There is another related aspect of the land mine policy that doesn't directly impact the effectiveness of military forces. It does, however, have global implications. The president has directed the secretary of defense to undertake a substantial program to enhance our mine detection and clearing capabilities. This includes efforts to significantly expand our contribution to humanitarian demining.

We are just beginning to formulate a program to implement this direction. In a global context, this is a tremendous problem. I consider deployed anti-personnel land mines to be one class of unexploded ordnance. There are over 200 million land mines deployed in over 30 different countries, and if you consider the vast number of other types of unexploded ordnance in the world, you understand the enormity of the overall problem. Based on the size of the problem, it clearly represents a lucrative area for industrial collaboration for years to come.

In summary, it is clear that we encounter some difficult challenges as well as some significant opportunities as we enter the next century. Our forces are more likely to be committed to coalition operations. In this environment, interoperability and common logistics support will be important objectives.

Armaments cooperation with our friends and allies will help us achieve those objectives. It will also open global markets and provide new competitive challenges. Our munitions industry is well positioned to operate in this global arena.

I've identified seven areas of the DoD munitions program where I believe there is growth potential -- both in the U.S. and with our friends and allies.

Something we call selective revolutionary modernization will provide the high-end systems needed to successfully engage new classes of high value, hardened targets.


  • Modular improvements to existing munitions will leverage our substantial investment in existing inventories.
  • Nonlethal weapons will give our forces superior capability across the spectrum of conflict.
  • Conventional munitions demilitarization will reduce the unneeded portion of our stockpile and make room for modern munitions.
  • Low-cost training munitions will help allow our forces to affordably maintain readiness.
  • Insensitive munitions will reduce the vulnerability of our stockpiles and high-value platforms to unplanned stimuli.
  • And alternatives to anti-personnel land mines are intended to provide U.S. forces with an affordable substitute capability for area control.

These seven areas are certainly not our whole conventional munitions program -- other development and procurement activities are forecast as well. I look forward to working with you as we proceed to equip and sustain U.S. forces in the years ahead.
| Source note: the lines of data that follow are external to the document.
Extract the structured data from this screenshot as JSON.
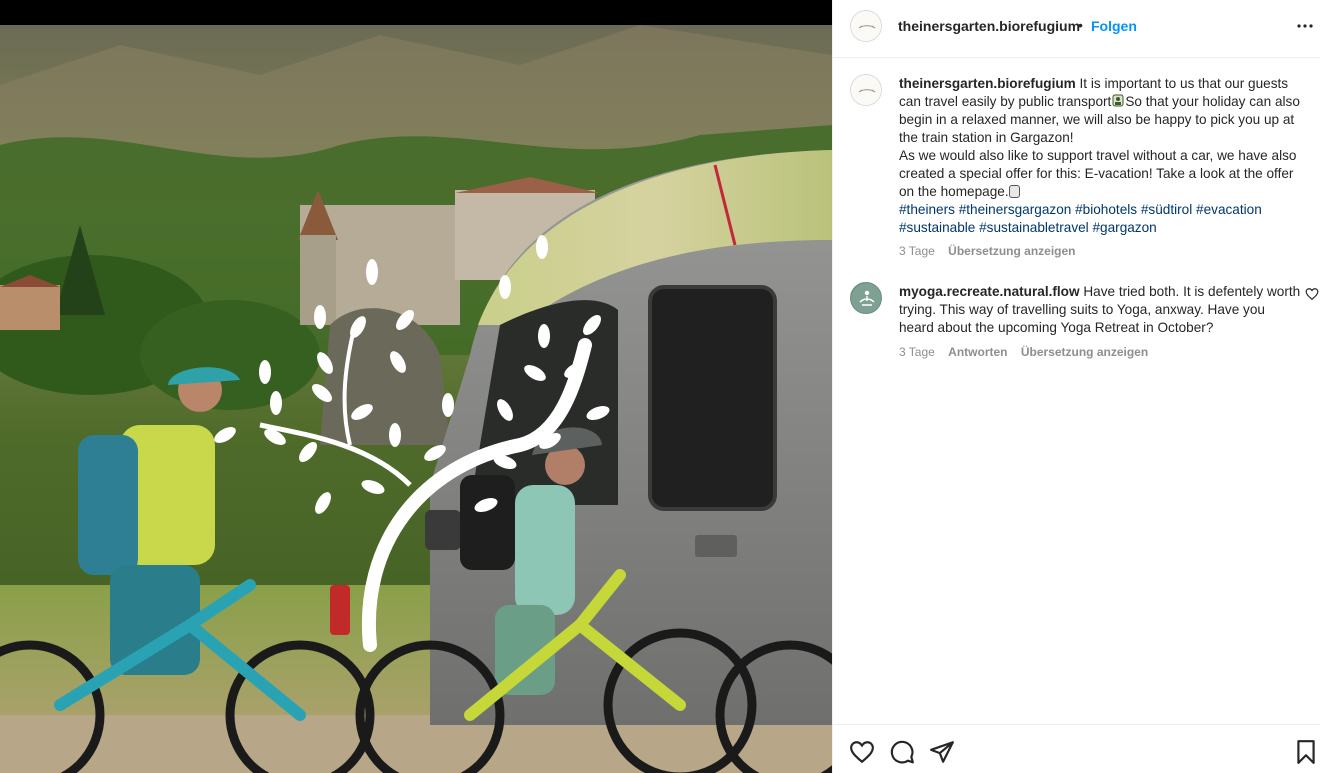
{
  "post": {
    "username": "theinersgarten.biorefugium",
    "follow_label": "Folgen",
    "separator": "•",
    "more_icon": "more-horizontal-icon"
  },
  "caption": {
    "username": "theinersgarten.biorefugium",
    "text_part1": "It is important to us that our guests can travel easily by public transport",
    "text_part2": "So that your holiday can also begin in a relaxed manner, we will also be happy to pick you up at the train station in Gargazon!",
    "text_part3": "As we would also like to support travel without a car, we have also created a special offer for this: E-vacation! Take a look at the offer on the homepage.",
    "hashtags": [
      "#theiners",
      "#theinersgargazon",
      "#biohotels",
      "#südtirol",
      "#evacation",
      "#sustainable",
      "#sustainabletravel",
      "#gargazon"
    ],
    "time": "3 Tage",
    "translate_label": "Übersetzung anzeigen"
  },
  "comment": {
    "username": "myoga.recreate.natural.flow",
    "text": "Have tried both. It is defentely worth trying. This way of travelling suits to Yoga, anxway. Have you heard about the upcoming Yoga Retreat in October?",
    "time": "3 Tage",
    "reply_label": "Antworten",
    "translate_label": "Übersetzung anzeigen"
  },
  "actions": {
    "like_icon": "heart-icon",
    "comment_icon": "comment-icon",
    "share_icon": "send-icon",
    "save_icon": "bookmark-icon"
  },
  "colors": {
    "link": "#0095f6",
    "hashtag": "#00376b",
    "meta": "#8e8e8e",
    "border": "#efefef"
  }
}
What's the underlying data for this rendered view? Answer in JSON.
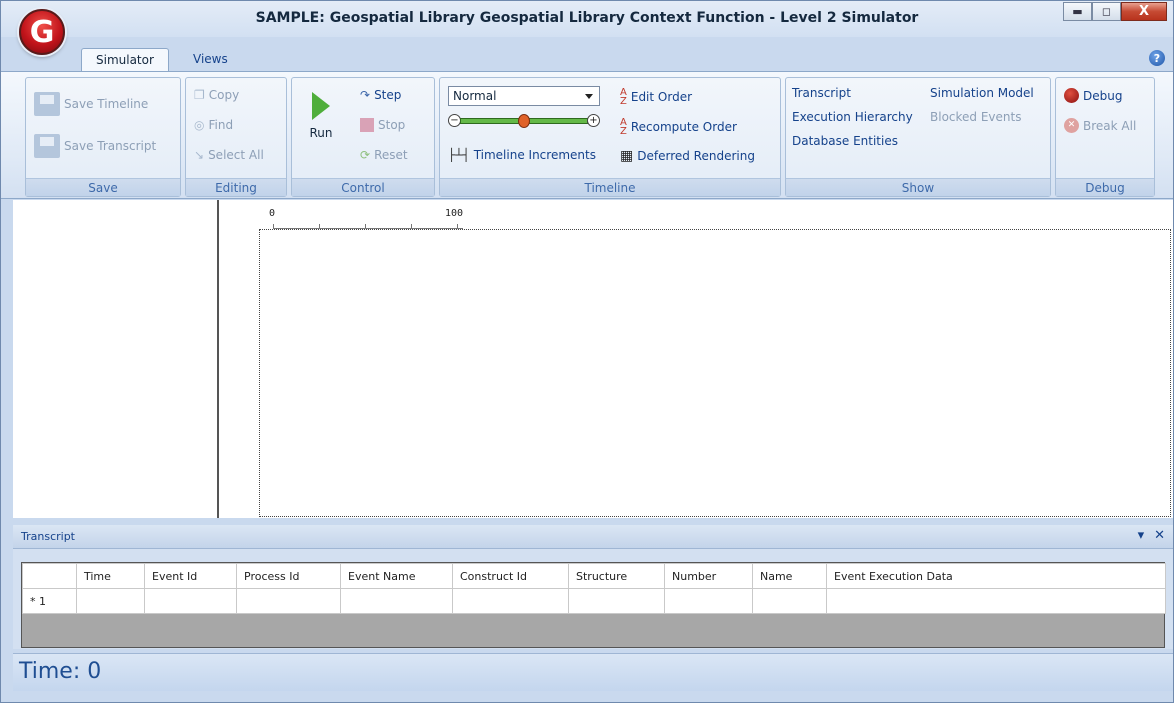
{
  "window": {
    "title": "SAMPLE: Geospatial Library Geospatial Library Context Function - Level 2 Simulator",
    "app_icon": "G"
  },
  "tabs": [
    {
      "label": "Simulator",
      "active": true
    },
    {
      "label": "Views",
      "active": false
    }
  ],
  "ribbon": {
    "save": {
      "label": "Save",
      "save_timeline": "Save Timeline",
      "save_transcript": "Save Transcript"
    },
    "editing": {
      "label": "Editing",
      "copy": "Copy",
      "find": "Find",
      "select_all": "Select All"
    },
    "control": {
      "label": "Control",
      "run": "Run",
      "step": "Step",
      "stop": "Stop",
      "reset": "Reset"
    },
    "timeline": {
      "label": "Timeline",
      "speed_value": "Normal",
      "speed_level": 0.5,
      "timeline_increments": "Timeline Increments",
      "edit_order": "Edit Order",
      "recompute_order": "Recompute Order",
      "deferred_rendering": "Deferred Rendering"
    },
    "show": {
      "label": "Show",
      "transcript": "Transcript",
      "execution_hierarchy": "Execution Hierarchy",
      "database_entities": "Database Entities",
      "simulation_model": "Simulation Model",
      "blocked_events": "Blocked Events"
    },
    "debug": {
      "label": "Debug",
      "debug": "Debug",
      "break_all": "Break All"
    }
  },
  "ruler": {
    "start": "0",
    "end": "100"
  },
  "transcript": {
    "title": "Transcript",
    "columns": [
      "Time",
      "Event Id",
      "Process Id",
      "Event Name",
      "Construct Id",
      "Structure",
      "Number",
      "Name",
      "Event Execution Data"
    ],
    "rows": [
      {
        "marker": "* 1",
        "cells": [
          "",
          "",
          "",
          "",
          "",
          "",
          "",
          "",
          ""
        ]
      }
    ]
  },
  "status": {
    "time_text": "Time: 0"
  }
}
Published for internal information use by the American Forces Information Service, a field activity of the Office of the Assistant Secretary of Defense (Public Affairs), Washington, D.C. Parenthetical entries are speaker/author notes; bracketed entries are editorial notes. This material is in the public domain and may be reprinted without permission. Defense Issues is available on the Internet via the World Wide Web at